:: REQUIREMENT ::
Every line of the data should be written out exactly, with the pictures left out.

:: DATA SUPPLIED ::
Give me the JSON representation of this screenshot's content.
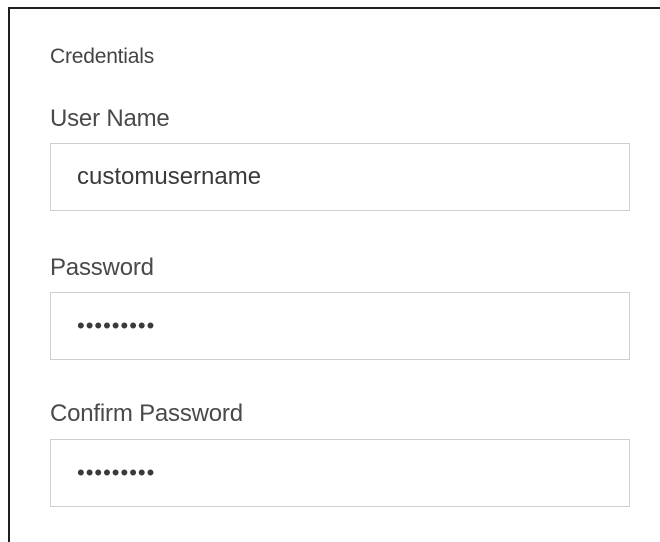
{
  "credentials": {
    "section_title": "Credentials",
    "username": {
      "label": "User Name",
      "value": "customusername"
    },
    "password": {
      "label": "Password",
      "value": "•••••••••"
    },
    "confirm_password": {
      "label": "Confirm Password",
      "value": "•••••••••"
    }
  }
}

:: ANSWER FOR THIS EXERCISE ::
Give me the JSON representation of this screenshot's content.
{
  "credentials": {
    "section_title": "Credentials",
    "username": {
      "label": "User Name",
      "value": "customusername"
    },
    "password": {
      "label": "Password",
      "value": "•••••••••"
    },
    "confirm_password": {
      "label": "Confirm Password",
      "value": "•••••••••"
    }
  }
}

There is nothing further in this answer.